  4. Rename and edit sample.json to include the names of the access controlled model artefacts you received from the Model Developer. The file looks like this:

    {
    "custom_loader_config_list":[
      {
              "config":{
                              "loader_name":"ovsa",
                              "library_path": "/ovsa-runtime/lib/libovsaruntime.so"
              }
      }
    ],
    "model_config_list":[
      {
      "config":{
              "name":"controlled-access-model",
              "base_path":"/sampleloader/model/fd",
              "custom_loader_options": {"loader_name":  "ovsa", "keystore":  "custkeystore", "controlled_access_file": "face_detection_model"}
      }
      }
    ]
    }
    

Step 5: Start the NGINX Model Server#

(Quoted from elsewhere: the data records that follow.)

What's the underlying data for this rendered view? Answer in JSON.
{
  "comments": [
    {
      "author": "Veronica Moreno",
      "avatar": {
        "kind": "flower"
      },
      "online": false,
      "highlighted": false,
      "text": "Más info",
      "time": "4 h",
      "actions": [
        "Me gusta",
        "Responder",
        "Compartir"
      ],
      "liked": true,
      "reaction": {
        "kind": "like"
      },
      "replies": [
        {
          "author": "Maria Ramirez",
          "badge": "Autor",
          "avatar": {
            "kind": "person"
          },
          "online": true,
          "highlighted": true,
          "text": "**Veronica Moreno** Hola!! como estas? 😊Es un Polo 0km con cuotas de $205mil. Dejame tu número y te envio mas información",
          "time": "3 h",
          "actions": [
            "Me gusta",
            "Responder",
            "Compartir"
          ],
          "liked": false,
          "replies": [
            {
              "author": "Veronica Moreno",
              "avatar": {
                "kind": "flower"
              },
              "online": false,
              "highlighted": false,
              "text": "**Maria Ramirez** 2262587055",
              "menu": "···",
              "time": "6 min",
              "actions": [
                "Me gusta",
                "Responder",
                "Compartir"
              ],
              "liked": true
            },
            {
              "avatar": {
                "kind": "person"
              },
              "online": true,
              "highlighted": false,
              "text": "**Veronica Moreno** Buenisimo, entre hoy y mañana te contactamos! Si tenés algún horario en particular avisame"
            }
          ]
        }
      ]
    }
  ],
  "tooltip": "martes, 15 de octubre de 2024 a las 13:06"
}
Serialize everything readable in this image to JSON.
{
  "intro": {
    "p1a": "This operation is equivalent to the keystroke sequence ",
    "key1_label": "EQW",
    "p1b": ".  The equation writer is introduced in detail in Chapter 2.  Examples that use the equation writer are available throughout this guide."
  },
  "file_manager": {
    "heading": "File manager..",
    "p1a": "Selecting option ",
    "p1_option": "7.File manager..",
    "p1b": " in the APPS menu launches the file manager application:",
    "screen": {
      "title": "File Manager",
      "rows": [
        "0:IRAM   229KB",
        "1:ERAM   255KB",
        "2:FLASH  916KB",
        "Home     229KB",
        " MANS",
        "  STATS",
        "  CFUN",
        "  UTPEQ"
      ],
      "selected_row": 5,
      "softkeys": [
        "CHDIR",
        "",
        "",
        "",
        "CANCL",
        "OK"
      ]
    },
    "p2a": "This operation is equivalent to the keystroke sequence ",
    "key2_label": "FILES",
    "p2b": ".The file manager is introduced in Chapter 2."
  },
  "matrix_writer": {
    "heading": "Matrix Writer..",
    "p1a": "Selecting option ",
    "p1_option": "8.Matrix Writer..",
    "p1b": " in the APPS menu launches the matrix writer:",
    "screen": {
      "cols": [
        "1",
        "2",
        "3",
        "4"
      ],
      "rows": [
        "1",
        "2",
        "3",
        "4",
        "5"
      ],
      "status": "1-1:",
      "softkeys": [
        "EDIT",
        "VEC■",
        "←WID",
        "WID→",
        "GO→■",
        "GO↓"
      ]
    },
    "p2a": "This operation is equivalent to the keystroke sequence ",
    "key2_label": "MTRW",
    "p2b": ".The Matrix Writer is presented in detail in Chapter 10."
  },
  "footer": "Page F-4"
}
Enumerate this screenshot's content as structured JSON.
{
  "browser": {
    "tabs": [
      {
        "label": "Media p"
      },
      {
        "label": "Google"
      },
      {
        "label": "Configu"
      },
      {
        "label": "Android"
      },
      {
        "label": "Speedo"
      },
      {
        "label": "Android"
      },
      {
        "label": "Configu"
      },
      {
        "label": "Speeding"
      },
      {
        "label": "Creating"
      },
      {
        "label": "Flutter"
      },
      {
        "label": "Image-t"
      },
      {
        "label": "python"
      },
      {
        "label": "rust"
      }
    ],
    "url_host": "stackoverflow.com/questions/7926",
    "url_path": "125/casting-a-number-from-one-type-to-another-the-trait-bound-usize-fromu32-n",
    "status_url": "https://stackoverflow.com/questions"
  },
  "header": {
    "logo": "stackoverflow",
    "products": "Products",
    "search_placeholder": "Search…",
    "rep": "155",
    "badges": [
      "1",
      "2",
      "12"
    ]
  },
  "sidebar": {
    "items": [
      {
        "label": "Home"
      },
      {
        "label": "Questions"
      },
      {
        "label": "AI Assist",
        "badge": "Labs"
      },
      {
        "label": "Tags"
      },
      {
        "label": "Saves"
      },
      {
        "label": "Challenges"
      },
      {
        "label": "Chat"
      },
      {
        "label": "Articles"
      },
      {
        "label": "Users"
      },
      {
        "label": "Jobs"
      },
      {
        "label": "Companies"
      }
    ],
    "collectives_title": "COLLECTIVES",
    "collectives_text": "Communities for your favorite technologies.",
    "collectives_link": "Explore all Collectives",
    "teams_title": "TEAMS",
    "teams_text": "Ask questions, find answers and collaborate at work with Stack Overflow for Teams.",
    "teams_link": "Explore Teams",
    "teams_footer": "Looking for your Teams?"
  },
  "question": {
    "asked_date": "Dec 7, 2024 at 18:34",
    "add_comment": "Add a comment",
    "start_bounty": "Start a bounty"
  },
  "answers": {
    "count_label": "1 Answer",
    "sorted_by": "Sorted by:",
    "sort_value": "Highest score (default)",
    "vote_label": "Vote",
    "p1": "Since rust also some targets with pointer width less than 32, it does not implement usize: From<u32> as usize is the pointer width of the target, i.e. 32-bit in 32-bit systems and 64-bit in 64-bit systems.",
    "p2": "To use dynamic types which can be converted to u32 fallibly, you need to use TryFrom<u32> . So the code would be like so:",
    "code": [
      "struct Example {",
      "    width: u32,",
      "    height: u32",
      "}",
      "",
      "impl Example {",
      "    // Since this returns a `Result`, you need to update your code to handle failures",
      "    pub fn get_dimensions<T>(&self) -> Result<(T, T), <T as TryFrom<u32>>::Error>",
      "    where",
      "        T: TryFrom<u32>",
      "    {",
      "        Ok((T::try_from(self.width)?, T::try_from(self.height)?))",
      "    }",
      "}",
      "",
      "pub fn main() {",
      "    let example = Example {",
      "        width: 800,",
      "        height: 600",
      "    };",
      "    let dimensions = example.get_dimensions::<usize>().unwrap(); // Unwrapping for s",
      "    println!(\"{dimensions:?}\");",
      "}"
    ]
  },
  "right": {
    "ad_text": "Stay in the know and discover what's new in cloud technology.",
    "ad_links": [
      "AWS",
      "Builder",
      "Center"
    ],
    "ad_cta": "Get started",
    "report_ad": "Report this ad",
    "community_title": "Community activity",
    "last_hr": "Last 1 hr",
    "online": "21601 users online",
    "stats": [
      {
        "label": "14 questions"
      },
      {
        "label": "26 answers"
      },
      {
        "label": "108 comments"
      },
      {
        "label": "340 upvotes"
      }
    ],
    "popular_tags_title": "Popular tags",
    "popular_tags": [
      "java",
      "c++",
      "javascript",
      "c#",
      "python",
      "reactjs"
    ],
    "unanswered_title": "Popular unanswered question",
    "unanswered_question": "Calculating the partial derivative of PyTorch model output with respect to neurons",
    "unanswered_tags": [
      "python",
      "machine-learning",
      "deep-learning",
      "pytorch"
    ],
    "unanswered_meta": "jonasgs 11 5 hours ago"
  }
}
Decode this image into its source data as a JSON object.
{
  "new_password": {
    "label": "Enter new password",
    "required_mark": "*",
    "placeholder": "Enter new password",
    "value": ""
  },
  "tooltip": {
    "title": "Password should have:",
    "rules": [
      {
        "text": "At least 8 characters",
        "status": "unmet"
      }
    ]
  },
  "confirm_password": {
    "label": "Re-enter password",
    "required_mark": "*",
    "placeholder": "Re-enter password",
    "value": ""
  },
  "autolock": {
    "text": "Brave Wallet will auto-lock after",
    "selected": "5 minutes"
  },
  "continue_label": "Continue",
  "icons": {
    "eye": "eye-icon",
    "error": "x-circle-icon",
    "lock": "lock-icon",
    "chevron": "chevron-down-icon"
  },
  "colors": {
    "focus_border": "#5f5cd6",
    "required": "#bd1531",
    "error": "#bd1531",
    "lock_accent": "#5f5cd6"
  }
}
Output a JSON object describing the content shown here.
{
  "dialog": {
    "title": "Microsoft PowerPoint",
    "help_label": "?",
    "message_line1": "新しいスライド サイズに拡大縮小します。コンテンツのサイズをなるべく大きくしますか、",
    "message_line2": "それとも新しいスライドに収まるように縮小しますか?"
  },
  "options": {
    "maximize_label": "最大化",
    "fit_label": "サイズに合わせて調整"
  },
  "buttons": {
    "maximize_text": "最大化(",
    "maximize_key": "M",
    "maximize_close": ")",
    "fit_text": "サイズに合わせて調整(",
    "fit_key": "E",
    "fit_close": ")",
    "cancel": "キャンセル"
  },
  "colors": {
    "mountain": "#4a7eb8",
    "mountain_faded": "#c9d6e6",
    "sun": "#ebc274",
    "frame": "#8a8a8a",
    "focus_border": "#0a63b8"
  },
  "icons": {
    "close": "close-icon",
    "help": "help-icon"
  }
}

The NGINX Model Server publishes the access controlled model.

./start_secure_ovsa_model_server.sh

For information about the NGINX interface follow here.

Step 6: Prepare to run Inference#

  1. Log on to the Guest VM from another terminal.

  2. Install the Python dependencies for your set up. For example:

    sudo apt install pip3
    pip3 install cmake
    pip3 install scikit-build
    pip3 install opencv-python
    pip3 install futures==3.1.1
    pip3 install tensorflow-serving-api==1.14.0
    
  3. Copy the face_detection.py from the example_client in /opt/ovsa/example_client

    cd ~/OVSA/ovms
    cp /opt/ovsa/example_client/* .
    
  4. Copy the sample images for inferencing. An image directory is created that includes a sample image for inferencing.

    curl --create-dirs https://raw.githubusercontent.com/openvinotoolkit/model_server/master/example_client/images/people/people1.jpeg -o images/people1.jpeg
    

Step 7: Run Inference#

Run the face_detection.py script:

python3 face_detection.py --grpc_port 3335 --batch_size 1 --width 300 --height 300 --input_images_dir images --output_dir results --tls --server_cert /var/OVSA/Modelserver/server.pem --client_cert /var/OVSA/Modelserver/client.pem --client_key /var/OVSA/Modelserver/client.key --model_name controlled-access-model

Summary#

You have completed these tasks: - Set up one or more computers (Host Machines) with one KVM per machine and one or more virtual machines (Guest VMs) on the Host Machines - Installed the OpenVINO™ Security Add-on - Used the OpenVINO™ Model Server to work with OpenVINO™ Security Add-on - As a Model Developer or Independent Software Vendor, you access controlled a model and prepared a license for it. - As a Model Developer or Independent Software Vendor, you prepared and ran a License Server and used the License Server to verify a User had a valid license to use a access controlled model. - As a User, you provided information to a Model Developer or Independent Software Vendor to get a access controlled model and the license for the model. - As a User, you set up and launched a Host Server on which you can run licensed and access controlled models. - As a User, you loaded a access controlled model, validated the license for the model, and used the model to run inference.

References#

Use these links for more information: